**What you are asked to do:** In the records, find each line where "stop" occurs, and copy it.

**Records for processing:**

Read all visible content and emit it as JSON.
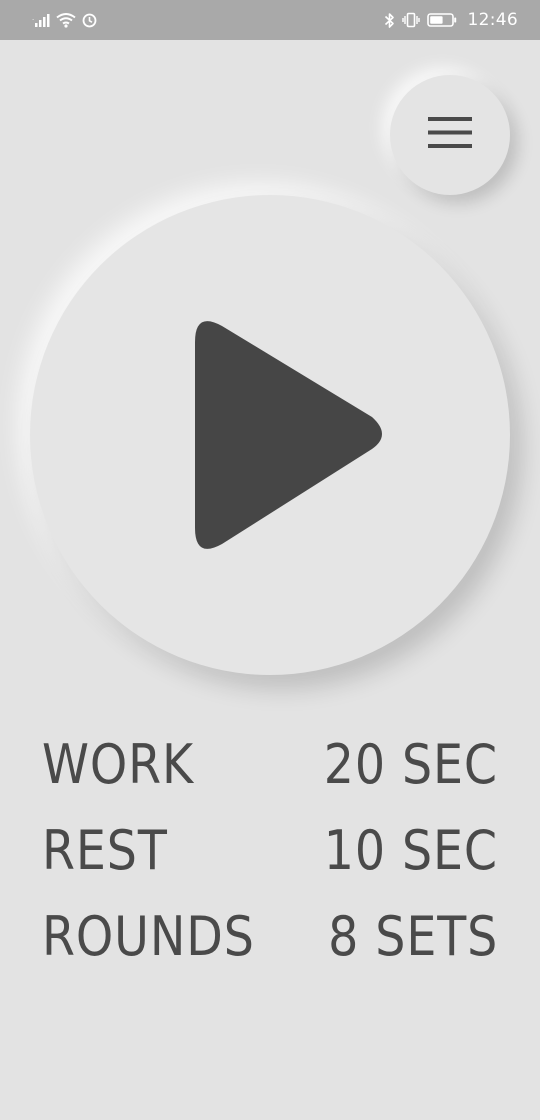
{
  "status_bar": {
    "time": "12:46",
    "icons": [
      "signal-icon",
      "wifi-icon",
      "alarm-icon",
      "bluetooth-icon",
      "vibrate-icon",
      "battery-icon"
    ],
    "battery_level": 0.6,
    "color": "#ffffff",
    "background": "#a9a9a9"
  },
  "menu": {
    "icon": "hamburger-menu-icon"
  },
  "player": {
    "icon": "play-icon",
    "icon_color": "#464646"
  },
  "stats": [
    {
      "label": "WORK",
      "value": "20 SEC"
    },
    {
      "label": "REST",
      "value": "10 SEC"
    },
    {
      "label": "ROUNDS",
      "value": "8 SETS"
    }
  ],
  "colors": {
    "background": "#e3e3e3",
    "text": "#4a4a4a"
  }
}
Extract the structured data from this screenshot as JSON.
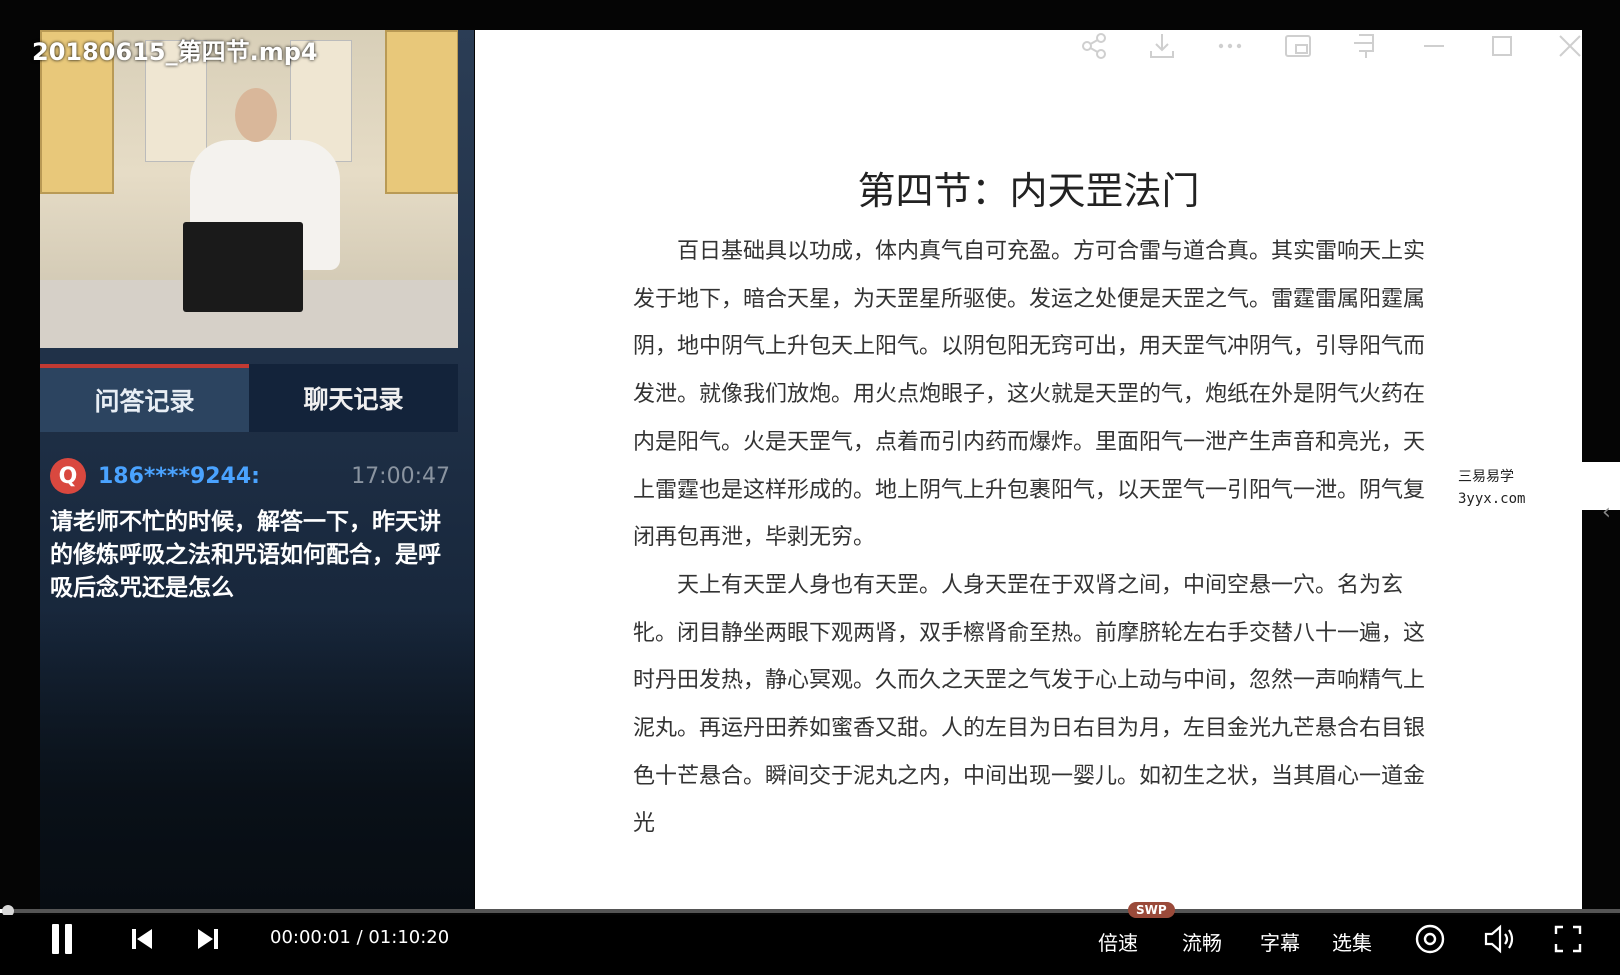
{
  "window": {
    "file_title": "20180615_第四节.mp4",
    "icons": [
      "share-icon",
      "download-icon",
      "more-icon",
      "picture-in-picture-icon",
      "pin-icon",
      "minimize-icon",
      "maximize-icon",
      "close-icon"
    ]
  },
  "panel": {
    "tabs": [
      {
        "label": "问答记录",
        "active": true
      },
      {
        "label": "聊天记录",
        "active": false
      }
    ],
    "message": {
      "badge": "Q",
      "user": "186****9244:",
      "time": "17:00:47",
      "text": "请老师不忙的时候，解答一下，昨天讲的修炼呼吸之法和咒语如何配合，是呼吸后念咒还是怎么"
    }
  },
  "slide": {
    "title": "第四节：内天罡法门",
    "paragraphs": [
      "百日基础具以功成，体内真气自可充盈。方可合雷与道合真。其实雷响天上实发于地下，暗合天星，为天罡星所驱使。发运之处便是天罡之气。雷霆雷属阳霆属阴，地中阴气上升包天上阳气。以阴包阳无窍可出，用天罡气冲阴气，引导阳气而发泄。就像我们放炮。用火点炮眼子，这火就是天罡的气，炮纸在外是阴气火药在内是阳气。火是天罡气，点着而引内药而爆炸。里面阳气一泄产生声音和亮光，天上雷霆也是这样形成的。地上阴气上升包裹阳气，以天罡气一引阳气一泄。阴气复闭再包再泄，毕剥无穷。",
      "天上有天罡人身也有天罡。人身天罡在于双肾之间，中间空悬一穴。名为玄牝。闭目静坐两眼下观两肾，双手檫肾俞至热。前摩脐轮左右手交替八十一遍，这时丹田发热，静心冥观。久而久之天罡之气发于心上动与中间，忽然一声响精气上泥丸。再运丹田养如蜜香又甜。人的左目为日右目为月，左目金光九芒悬合右目银色十芒悬合。瞬间交于泥丸之内，中间出现一婴儿。如初生之状，当其眉心一道金光"
    ]
  },
  "watermark": {
    "line1": "三易易学",
    "line2": "3yyx.com"
  },
  "player": {
    "current_time": "00:00:01",
    "separator": " / ",
    "total_time": "01:10:20",
    "progress": 0.0002,
    "badge": "SWP",
    "speed_label": "倍速",
    "quality_label": "流畅",
    "subtitle_label": "字幕",
    "episodes_label": "选集"
  }
}
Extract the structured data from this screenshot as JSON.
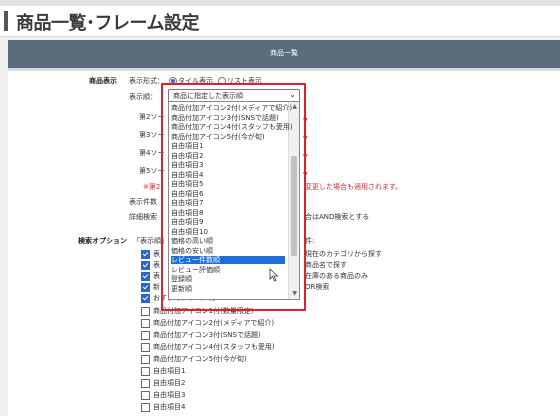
{
  "page": {
    "title": "商品一覧･フレーム設定"
  },
  "panel": {
    "header": "商品一覧"
  },
  "display": {
    "section_label": "商品表示",
    "format_label": "表示形式：",
    "format_options": [
      "タイル表示",
      "リスト表示"
    ],
    "order_label": "表示順：",
    "order_selected": "商品に指定した表示順",
    "sort_rows": [
      "第2ソー",
      "第3ソー",
      "第4ソー",
      "第5ソー"
    ],
    "note": "※第2",
    "note_tail": "変更した場合も適用されます。",
    "count_label": "表示件数",
    "detail_label": "詳細検索",
    "detail_tail": "合はAND検索とする"
  },
  "dropdown": {
    "items": [
      "商品付加アイコン2付(メディアで紹介)",
      "商品付加アイコン3付(SNSで話題)",
      "商品付加アイコン4付(スタッフも愛用)",
      "商品付加アイコン5付(今が旬)",
      "自由項目1",
      "自由項目2",
      "自由項目3",
      "自由項目4",
      "自由項目5",
      "自由項目6",
      "自由項目7",
      "自由項目8",
      "自由項目9",
      "自由項目10",
      "価格の高い順",
      "価格の安い順",
      "レビュー件数順",
      "レビュー評価順",
      "登録順",
      "更新順"
    ],
    "selected_index": 16
  },
  "search_options": {
    "section_label": "検索オプション",
    "lead": "「表示順」",
    "lead_right": "件:",
    "checked_rows": [
      {
        "left": "表",
        "right": "現在のカテゴリから探す"
      },
      {
        "left": "表",
        "right": "商品名で探す"
      },
      {
        "left": "表",
        "right": "在庫のある商品のみ"
      },
      {
        "left": "新",
        "right": "OR検索"
      },
      {
        "left": "おすすめアイコン付",
        "right": ""
      }
    ],
    "unchecked_rows": [
      "商品付加アイコン1付(数量限定)",
      "商品付加アイコン2付(メディアで紹介)",
      "商品付加アイコン3付(SNSで話題)",
      "商品付加アイコン4付(スタッフも愛用)",
      "商品付加アイコン5付(今が旬)",
      "自由項目1",
      "自由項目2",
      "自由項目3",
      "自由項目4"
    ]
  },
  "colors": {
    "header_bg": "#5b6d7d",
    "highlight": "#e0202a",
    "selected": "#1e6fd9"
  }
}
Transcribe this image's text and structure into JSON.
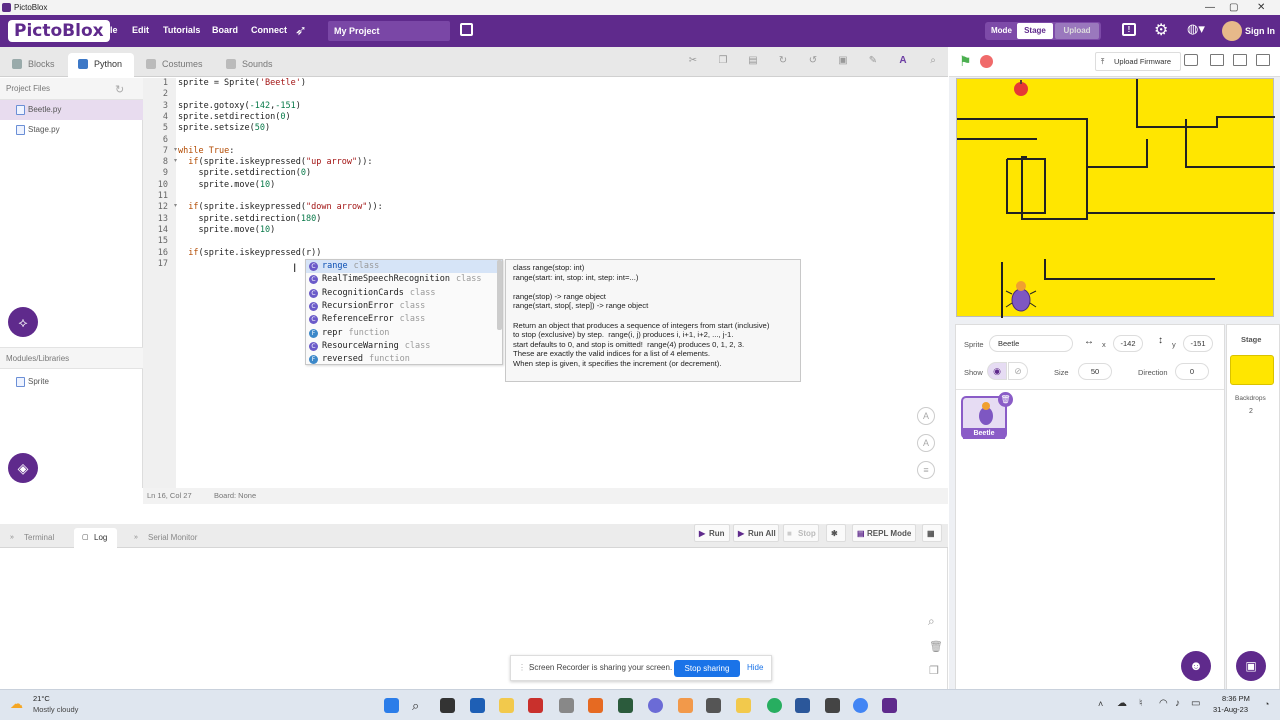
{
  "window": {
    "title": "PictoBlox",
    "controls": [
      "—",
      "▢",
      "✕"
    ]
  },
  "menubar": {
    "logo": "PictoBlox",
    "items": [
      "File",
      "Edit",
      "Tutorials",
      "Board",
      "Connect"
    ],
    "project_name": "My Project",
    "mode_label": "Mode",
    "mode_stage": "Stage",
    "mode_upload": "Upload",
    "sign_in": "Sign In",
    "language_icon": "globe-icon"
  },
  "editor_tabs": {
    "blocks": "Blocks",
    "python": "Python",
    "costumes": "Costumes",
    "sounds": "Sounds"
  },
  "project_files": {
    "header": "Project Files",
    "files": [
      "Beetle.py",
      "Stage.py"
    ],
    "active": "Beetle.py"
  },
  "modules": {
    "header": "Modules/Libraries",
    "items": [
      "Sprite"
    ]
  },
  "code": {
    "line_numbers": [
      "1",
      "2",
      "3",
      "4",
      "5",
      "6",
      "7",
      "8",
      "9",
      "10",
      "11",
      "12",
      "13",
      "14",
      "15",
      "16",
      "17"
    ],
    "lines": [
      "sprite = Sprite('Beetle')",
      "",
      "sprite.gotoxy(-142,-151)",
      "sprite.setdirection(0)",
      "sprite.setsize(50)",
      "",
      "while True:",
      "  if(sprite.iskeypressed(\"up arrow\")):",
      "    sprite.setdirection(0)",
      "    sprite.move(10)",
      "",
      "  if(sprite.iskeypressed(\"down arrow\")):",
      "    sprite.setdirection(180)",
      "    sprite.move(10)",
      "",
      "  if(sprite.iskeypressed(r))",
      ""
    ]
  },
  "autocomplete": {
    "items": [
      {
        "name": "range",
        "kind": "class",
        "badge": "C"
      },
      {
        "name": "RealTimeSpeechRecognition",
        "kind": "class",
        "badge": "C"
      },
      {
        "name": "RecognitionCards",
        "kind": "class",
        "badge": "C"
      },
      {
        "name": "RecursionError",
        "kind": "class",
        "badge": "C"
      },
      {
        "name": "ReferenceError",
        "kind": "class",
        "badge": "C"
      },
      {
        "name": "repr",
        "kind": "function",
        "badge": "F"
      },
      {
        "name": "ResourceWarning",
        "kind": "class",
        "badge": "C"
      },
      {
        "name": "reversed",
        "kind": "function",
        "badge": "F"
      }
    ],
    "doc": [
      "class range(stop: int)",
      "range(start: int, stop: int, step: int=...)",
      "",
      "range(stop) -> range object",
      "range(start, stop[, step]) -> range object",
      "",
      "Return an object that produces a sequence of integers from start (inclusive)",
      "to stop (exclusive) by step.  range(i, j) produces i, i+1, i+2, ..., j-1.",
      "start defaults to 0, and stop is omitted!  range(4) produces 0, 1, 2, 3.",
      "These are exactly the valid indices for a list of 4 elements.",
      "When step is given, it specifies the increment (or decrement)."
    ]
  },
  "status": {
    "position": "Ln 16, Col 27",
    "board": "Board: None"
  },
  "bottom": {
    "tabs": [
      "Terminal",
      "Log",
      "Serial Monitor"
    ],
    "active": "Log",
    "run": "Run",
    "run_all": "Run All",
    "stop": "Stop",
    "repl": "REPL Mode"
  },
  "stage_toolbar": {
    "upload_firmware": "Upload Firmware"
  },
  "sprite_panel": {
    "sprite_label": "Sprite",
    "sprite_name": "Beetle",
    "x_label": "x",
    "x": "-142",
    "y_label": "y",
    "y": "-151",
    "show_label": "Show",
    "size_label": "Size",
    "size": "50",
    "direction_label": "Direction",
    "direction": "0",
    "card_name": "Beetle"
  },
  "stage_column": {
    "title": "Stage",
    "backdrops_label": "Backdrops",
    "backdrops_count": "2"
  },
  "toast": {
    "message": "Screen Recorder is sharing your screen.",
    "stop": "Stop sharing",
    "hide": "Hide"
  },
  "taskbar": {
    "temp": "21°C",
    "weather": "Mostly cloudy",
    "time": "8:36 PM",
    "date": "31-Aug-23"
  },
  "colors": {
    "brand": "#5f2a8c",
    "stage_bg": "#ffe600",
    "accent": "#1a73e8"
  }
}
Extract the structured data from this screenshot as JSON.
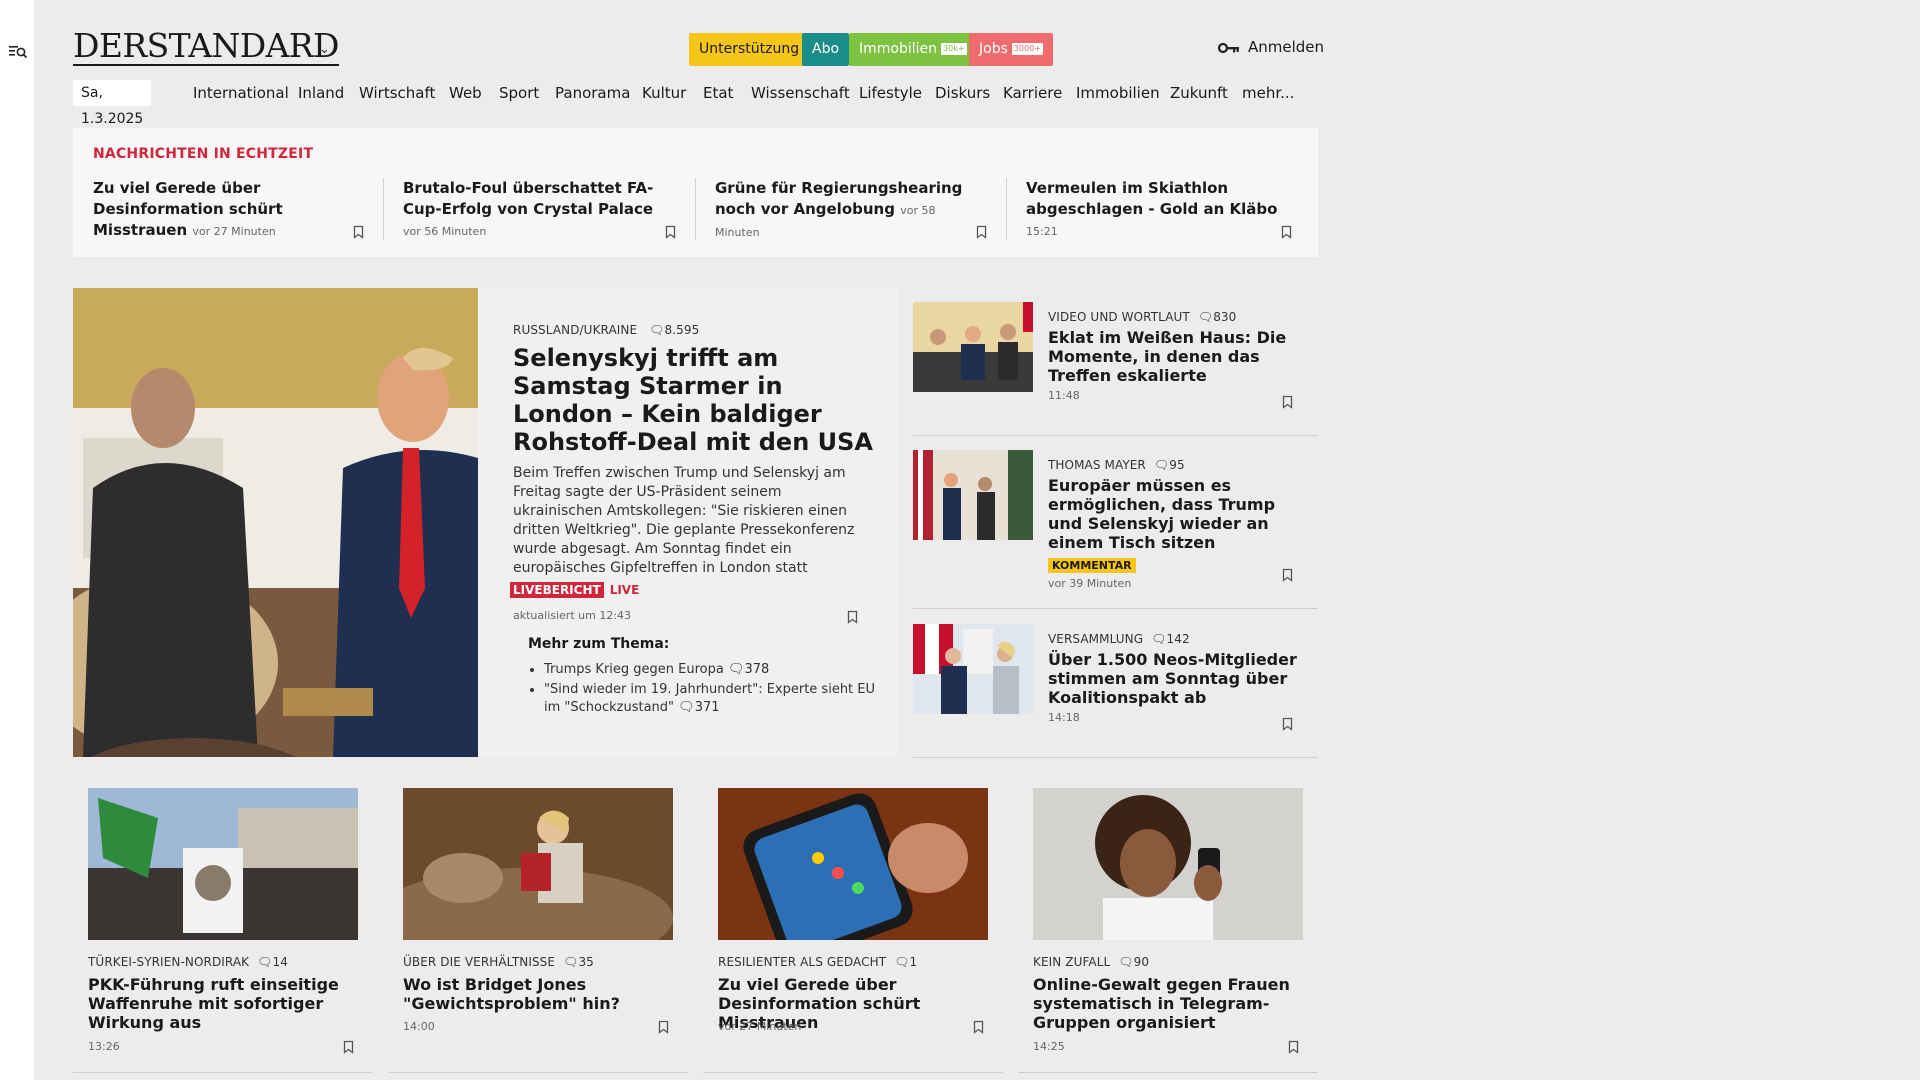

**The answer:**
      "class range(stop: int)",
      "range(start: int, stop: int, step: int=...)",
      "range(stop) -> range object",
      "range(start, stop[, step]) -> range object",
      "to stop (exclusive) by step.  range(i, j) produces i, i+1, i+2, ..., j-1.",
      "start defaults to 0, and stop is omitted!  range(4) produces 0, 1, 2, 3.",
    "stop": "Stop",
    "stop": "Stop sharing",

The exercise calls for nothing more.